Palm’s operating system division is celebrating its independence with a new brand name and an accelerated timeline for its next release.
Santa Clara, Calif.-based Palm Inc. said the new company, Palmsource, would be named after its annual
developer conference, which runs until the end of this week in San Jose, Calif. The fully-owned subsidiary will use the event to preview a beta version of Palm OS 5, whose release data has been moved up from late this year to early summer.
In a pre-briefing conference call, Palmsource CEO David Nagel said the separation from the device side of the business will allow the OS side to place greater emphasis on performance and compatibility with the rest of the market. Intel, Motorola and Texas Instruments have joined the firm’s Palm OS-Ready Program, for example, to ensure a device abstraction layer code which connects their silicon to the bottom layers of Palm OS 5 will be available and will give licencees their choice of vendors to build applicable devices.
Phil Calvin, president of Vancouver-based mobile developer Veratium, noted the Palmsource spin-off comes amid increased competition from device makers like Research In Motion’s forthcoming BlackBerry upgrade and Palm’s own i705.
“”Certainly the PocketPC world isn’t going to slow down,”” he added. “”We think the competition’s great, because in the end the user is going to get the best device.””
The company is trying to improve compatibility by designing Palm OS 5 as a full 32-bit native ARM implementation. Developer tools will be provided to compile applications into 68,000 code. An emulator will then emulate instructions until it comes upon operating system calls, at which point it dives into the ARM code.
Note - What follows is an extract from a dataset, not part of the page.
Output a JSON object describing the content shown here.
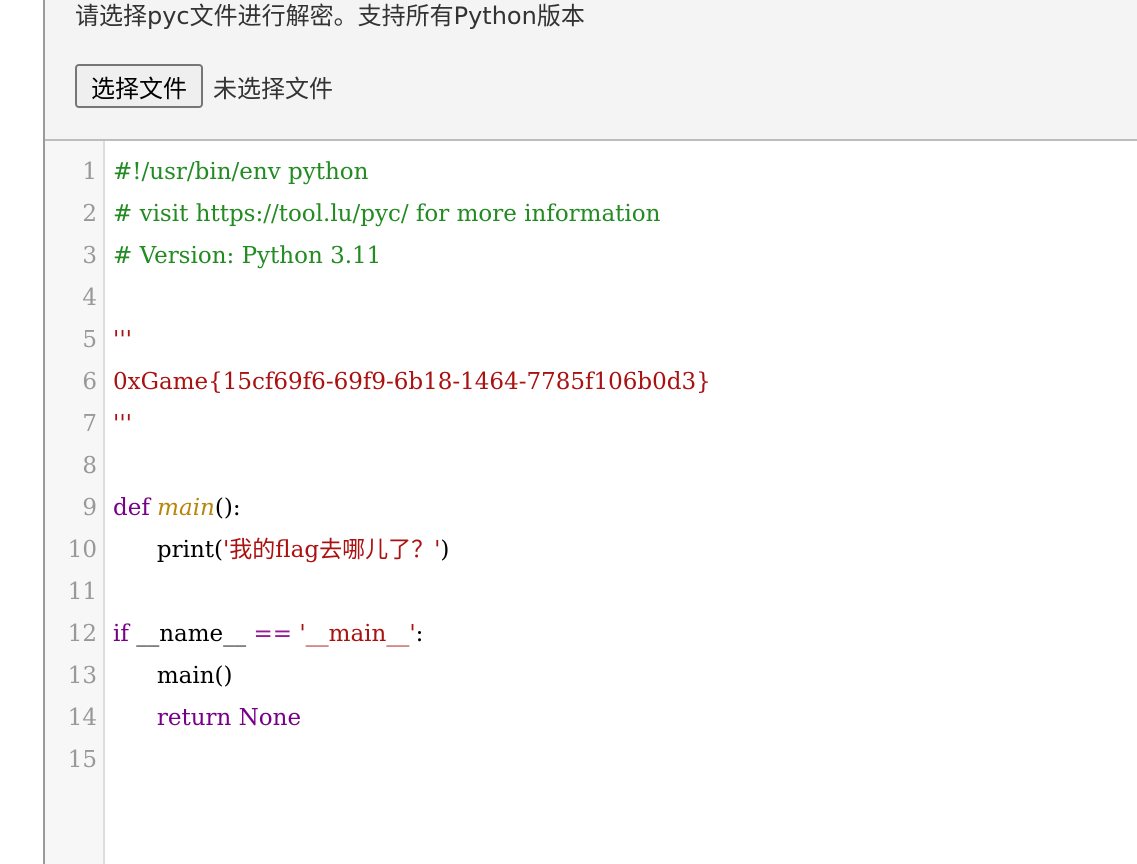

Michael Mace, Palmsource’s chief competitive officer, said a lot of the company’s future prospective licencees use ARM already, especially in the mobile phone space. “”We just really like the architecture and the roadmap,”” he said. “”It’s available from multiple sources, you can get a range of hardware from very high-end sophisticated chips working at high speed and power and being very expensive, down to extremely inexpensive low-power chips.””
Feature sets within Palm OS 5 will center around security, communications and multimedia, officials said. A cryptomanager will provide native security as part of the API, for example, while Palm will also provide API support for Secure Socket Layer to secure e-mail connections, browsing and transaction connections. A pluggable framework will eventually allow the user’s preferred type of encryption.
Although Palmsource’s platform will be important for consumer applications, Mace said security is the No. 1 concern among corporate customers. “”They really want to be sure that if they put critical data on these things that it will be protected,”” he said. “”On the other hand, if you look at multimedia, probably the individual customers care about that more, because it goes more to games and intertwining things they would do. Corporations want to hear about multimedia, and some of them are looking at deploying it, but for most of them that’s more of a long-term thing.””
Calvin said he was looking forward to a better relationship with Palmsource now that it’s on its own.
“”They were much more interested in their own device, for sure,”” he said. “”But most of them really recognize that what we bring to the table is not forcing organizations into one particular solution.””
Mace said the split would make it easier to communicate to licensees. “”They’re not as worried that their information might leak across to the other side of the company,”” he said.
“”This is not aimed at PocketPC. Our strategy is aimed at growing the handheld market,”” he added, pointing out that Palm OS owns about 75 per cent of the market. “”To do that, the most important thing is to drive diversity in the products the market.””
Other features in OS 5 include “”coloured themes”” that will allow users to tailor it to their own personalities like they do with Microsoft’s PocketPC OS, while a sound manager will allow them to record and playback digital audio.